The most troublesome forms of these clauses have the potential to strip states of their sovereign regulatory power. They could force a state to forego its international human rights or environmental commitments, or to pay a heavy price if they do so. And they potentially provide a windfall to investors eager to take advantage of a lax regulatory environment and shift some costly externalities onto the public.
Public outcry has led some investors to revisit their contracts and reduce the scope of their stabilization clauses. This was the case for the Mittal Steel’s Mineral Development Agreement, which it had originally negotiated with Liberia under the state’s shaky post-conflict transitional government.
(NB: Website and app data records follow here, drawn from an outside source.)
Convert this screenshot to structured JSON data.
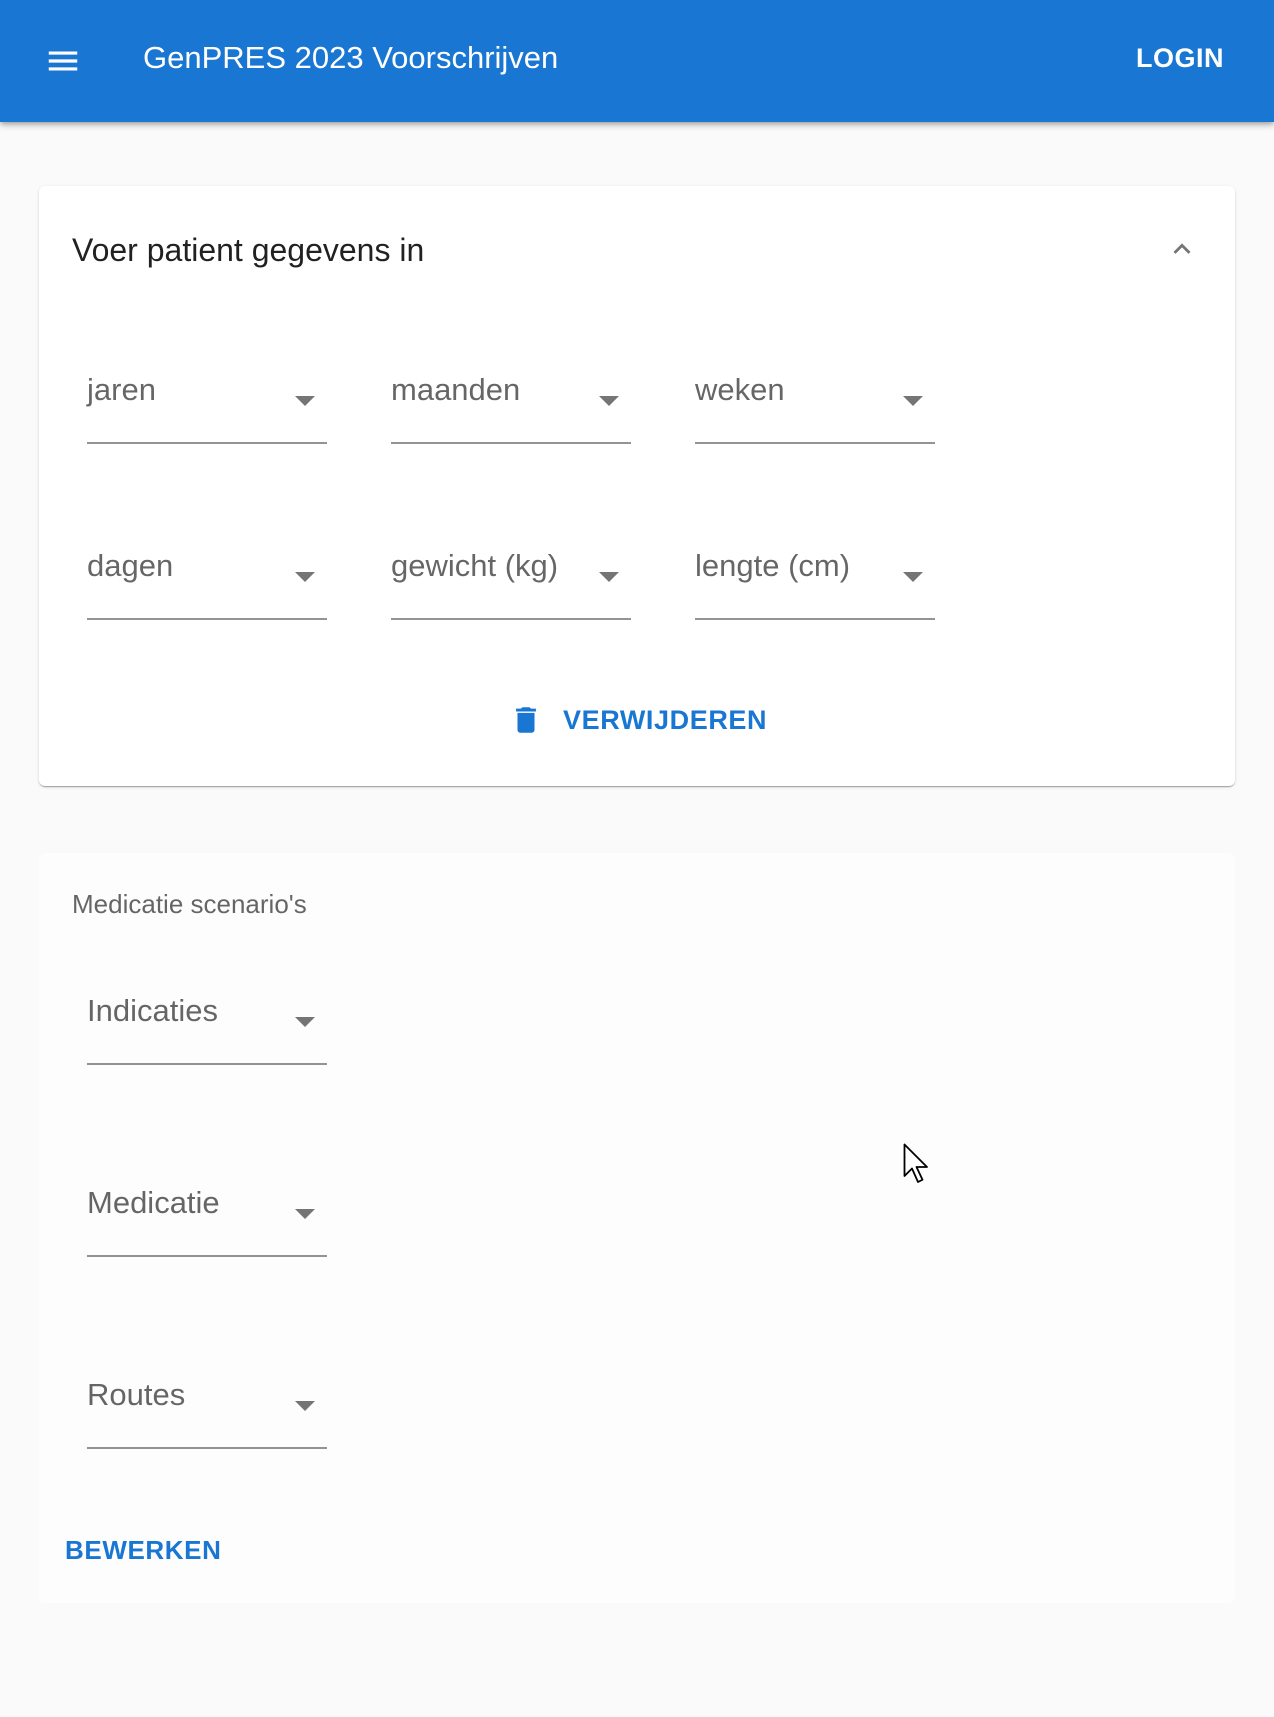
{
  "appbar": {
    "title": "GenPRES 2023 Voorschrijven",
    "login_label": "LOGIN",
    "menu_icon": "menu-icon",
    "color": "#1976d2"
  },
  "patient_card": {
    "title": "Voer patient gegevens in",
    "collapse_icon": "chevron-up-icon",
    "fields": {
      "jaren": "jaren",
      "maanden": "maanden",
      "weken": "weken",
      "dagen": "dagen",
      "gewicht": "gewicht (kg)",
      "lengte": "lengte (cm)"
    },
    "delete_label": "VERWIJDEREN",
    "delete_icon": "trash-icon"
  },
  "scenario_card": {
    "label": "Medicatie scenario's",
    "fields": {
      "indicaties": "Indicaties",
      "medicatie": "Medicatie",
      "routes": "Routes"
    },
    "edit_label": "BEWERKEN"
  }
}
But the full picture on these clauses—how many investors have insisted on them, and in which states—remains obscured by confidentiality provisions.
As a few academics have argued (here and here), even the less egregious stabilization clauses have the potential to put host states on the line to compensate an investor for changes in regulation, even when those regulatory changes would not rise to the level of an expropriation under international law. In other words, even if an investor would not be able to claim compensation under the prevailing “substantial deprivation” standard for expropriation, that same investor could seek compensation for a host state’s breach of the contract’s stabilization clause. Even if the new regulation was non-discriminatory and of general application, the state could be penalized for applying it to the investor.
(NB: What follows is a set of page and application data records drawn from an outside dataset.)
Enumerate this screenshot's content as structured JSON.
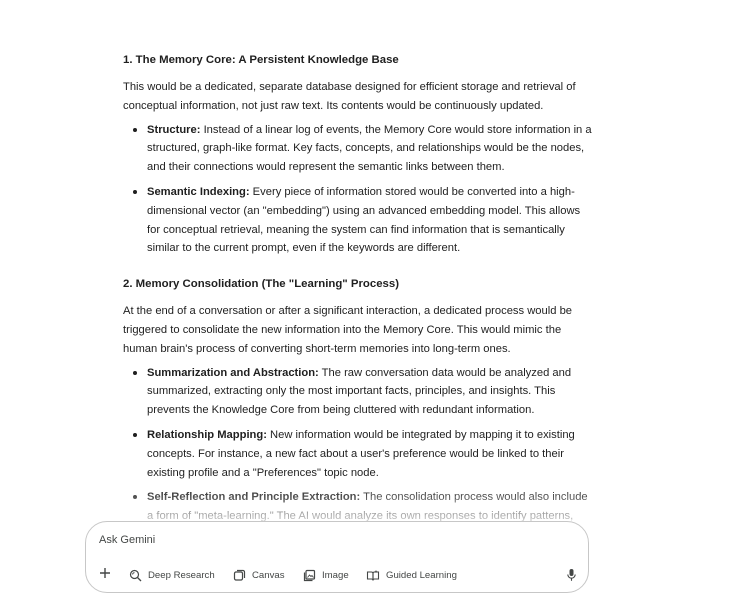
{
  "content": {
    "section1": {
      "heading": "1. The Memory Core: A Persistent Knowledge Base",
      "intro": "This would be a dedicated, separate database designed for efficient storage and retrieval of conceptual information, not just raw text. Its contents would be continuously updated.",
      "items": [
        {
          "term": "Structure:",
          "text": " Instead of a linear log of events, the Memory Core would store information in a structured, graph-like format. Key facts, concepts, and relationships would be the nodes, and their connections would represent the semantic links between them."
        },
        {
          "term": "Semantic Indexing:",
          "text": " Every piece of information stored would be converted into a high-dimensional vector (an \"embedding\") using an advanced embedding model. This allows for conceptual retrieval, meaning the system can find information that is semantically similar to the current prompt, even if the keywords are different."
        }
      ]
    },
    "section2": {
      "heading": "2. Memory Consolidation (The \"Learning\" Process)",
      "intro": "At the end of a conversation or after a significant interaction, a dedicated process would be triggered to consolidate the new information into the Memory Core. This would mimic the human brain's process of converting short-term memories into long-term ones.",
      "items": [
        {
          "term": "Summarization and Abstraction:",
          "text": " The raw conversation data would be analyzed and summarized, extracting only the most important facts, principles, and insights. This prevents the Knowledge Core from being cluttered with redundant information."
        },
        {
          "term": "Relationship Mapping:",
          "text": " New information would be integrated by mapping it to existing concepts. For instance, a new fact about a user's preference would be linked to their existing profile and a \"Preferences\" topic node."
        },
        {
          "term": "Self-Reflection and Principle Extraction:",
          "text": " The consolidation process would also include a form of \"meta-learning.\" The AI would analyze its own responses to identify patterns, errors,"
        }
      ]
    }
  },
  "input": {
    "placeholder": "Ask Gemini",
    "tools": [
      "Deep Research",
      "Canvas",
      "Image",
      "Guided Learning"
    ]
  },
  "icons": {
    "add": "plus-icon",
    "deep_research": "deep-research-icon",
    "canvas": "canvas-icon",
    "image": "image-icon",
    "guided_learning": "guided-learning-icon",
    "mic": "mic-icon"
  },
  "colors": {
    "text": "#1f1f1f",
    "muted": "#444746",
    "border": "#c7c7c7"
  }
}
This raises some interesting implications for arbitrators. As one study points out, while stabilization clauses involving nationalization have been upheld by tribunals in the past, there is yet to be a publicly-available decision suggesting how a tribunal might respond to a freezing clause that would limit a state’s capacity to regulate for the public good. And even for less egregious freezing clauses, it’s worth considering the propriety of forcing a developing state to pay for new legislation that is nondiscriminatory, of general application, and for the common good. Most likely, the remedy the investor would obtain for a breach of the stabilization clause would be lower than it would be if the investor had been able to persuade a tribunal that expropriation had occurred. Even then, it’s worth questioning whether the penalty—and the regulatory chill it could lead to—makes sense.